87. Franz Wagner, Michigan: Wagner was one of five players who last season averaged at least 10.6 points per game for the Wolverines. But with Zavier Simpson and Jon Teske out the door, he’ll assume an even larger share of the workload as he teams up with Isaiah Livers to lead Michigan into something of a reboot in 2020.– KB

88. MJ Walker, Florida State: The 6-5 guard is another former top-50 prospect poised to take a step forward as he enters his senior season looking to up his scoring average after developing a reputation as a high-quality defender. — DC

89. Wendell Moore, Duke: The five-star prospect in the Class of 2019 averaged 7.4 points and 4.2 rebounds while starting 11 games for the Blue Devils last season. — GP

90. Timmy Allen, Utah: There are few players on this list who are truly underrated on a national level. Allen (17.3 ppg, 7.3 rpg, 3.0 apg) is absolutely one of them due to the fact Utah was merely 16-15 a season ago and Allen’s teammate, Rylan Jones, who missed making our list by 10-or-so spots, was one of the 20 best freshmen in America. — MN

91. Jordan Goodwin, Saint Louis: The top-returning shot-taker in the A-10, Goodwin returns as a senior for Saint Louis to claim the throne of the most productive player in the league. He averaged an astounding 15.5 points and 10.4 boards last season at just 6-3, and is again in line to be the team’s most reliable producer as Travis Ford and Co. gun for the conference crown. — KB

92. Derek Culver, West Virginia: The Mountaineers have a deep cast of proven talent, so don’t expect Culver to produce eye-popping offensive numbers, but the 6-10 forward is a great rebounder who does a lot for the Mountaineers. — DC

93. Chris Lykes, Miami: The Hurricanes senior is already listed among the best 25 scorers in school history after averaging 15.4 points last season. — GP

94. Caleb Love, North Carolina: The competition to crack the final 15 spots on our list was wild, but Love’s upside as a freshman point guard is too tempting not to slide him onto the list. He’ll be vital to giving Carolina a shot at top-four status in the ACC. — MN

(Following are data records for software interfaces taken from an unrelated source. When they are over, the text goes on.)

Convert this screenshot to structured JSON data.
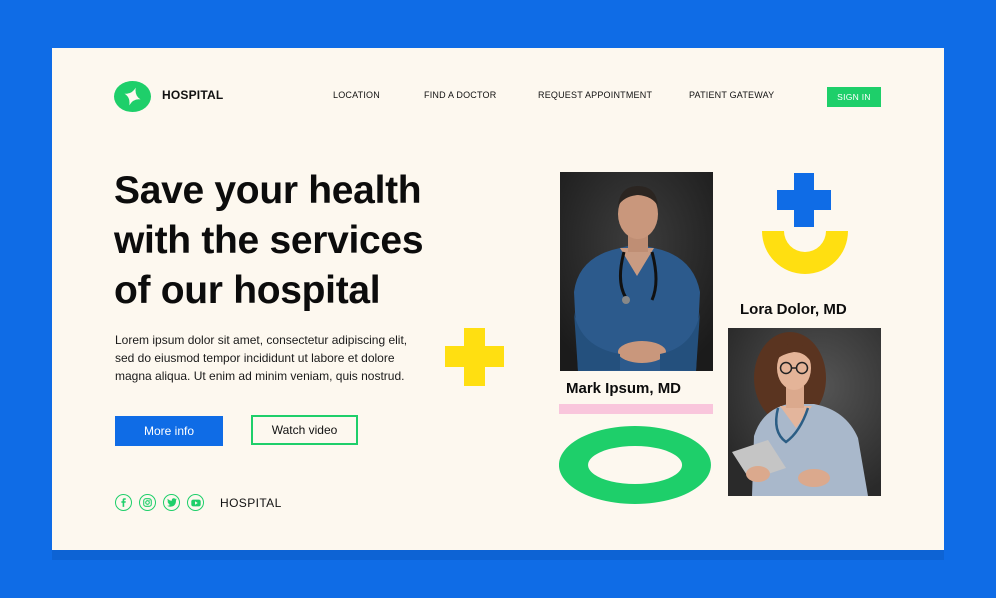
{
  "header": {
    "brand": "HOSPITAL",
    "nav": [
      "LOCATION",
      "FIND A DOCTOR",
      "REQUEST APPOINTMENT",
      "PATIENT GATEWAY"
    ],
    "signin_label": "SIGN IN"
  },
  "hero": {
    "headline_line1": "Save your health",
    "headline_line2": "with the services",
    "headline_line3": "of our hospital",
    "body_line1": "Lorem ipsum dolor sit amet, consectetur adipiscing elit,",
    "body_line2": "sed do eiusmod tempor incididunt ut labore et dolore",
    "body_line3": "magna aliqua. Ut enim ad minim veniam, quis nostrud.",
    "more_info_label": "More info",
    "watch_video_label": "Watch video"
  },
  "footer": {
    "social_icons": [
      "facebook-icon",
      "instagram-icon",
      "twitter-icon",
      "youtube-icon"
    ],
    "label": "HOSPITAL"
  },
  "doctors": [
    {
      "name": "Mark Ipsum, MD"
    },
    {
      "name": "Lora Dolor, MD"
    }
  ],
  "colors": {
    "background": "#0f6ce6",
    "card": "#fdf8ef",
    "accent_green": "#1ecf6a",
    "accent_yellow": "#ffdf11",
    "accent_blue": "#0f6ce6",
    "accent_pink": "#f9c6dc"
  }
}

95. James Akinjo, Arizona: A Georgetown import, Akinjo steps into a key role right away in Arizona after the Wildcats lost Zeke Nnaji, the Pac-12 Freshman of the Year, in addition to Nico Mannion and Josh Green. He should be able to pick up where he left off with the Hoyas as a high-volume scorer who can run the offense in Tucson while the team rebuilds around a youthful core. — KB

96. Armando Bacot, North Carolina: The Tar Heels are rightfully excited about their freshmen class, but Bacot’s freshman-to-sophomore progression could be a huge reason why this team returns to national prominence. — DC

97. DJ Carton, Marquette: Carton averaged 10.4 points in 20 games last season before leaving Ohio State’s program and transferring to Marquette. — GP

98. Will Richardson, Oregon: A former top-50 national recruit, Richardson is primed to step into a starring role as a junior for the Ducks as he returns as the team’s leading returning scorer. — KB

99. Jalen Pickett, Siena: This is a confidence pick, as the final four spots are reserved for our write-in votes and I achingly opted to pick Pickett over South Carolina’s AJ Lawson. Truth is, Pickett is a borderline-great point guard (15.6 ppg, 6.0 apg, 4.6 rpg) who would start on almost every team in America. — MN

100. R.J. Cole, UConn: The Huskies have  a star on its hands in James Bouknight, but don’t you dare overlook the underrated transfer addition of Cole. A Howard transfer, he averaged 22.5 points per game in two seasons for the Bison before moving on. He has an opportunity to step into a co-starring role next to Bouknight with senior Christian Vital exhausting his eligibility. — KB

101. Jayden Gardner, East Carolina: The AAC’s leading scorer from last season also averaged 9.2 rebounds per game and could help carry the long-suffering Pirates to respectability during his junior season. — DC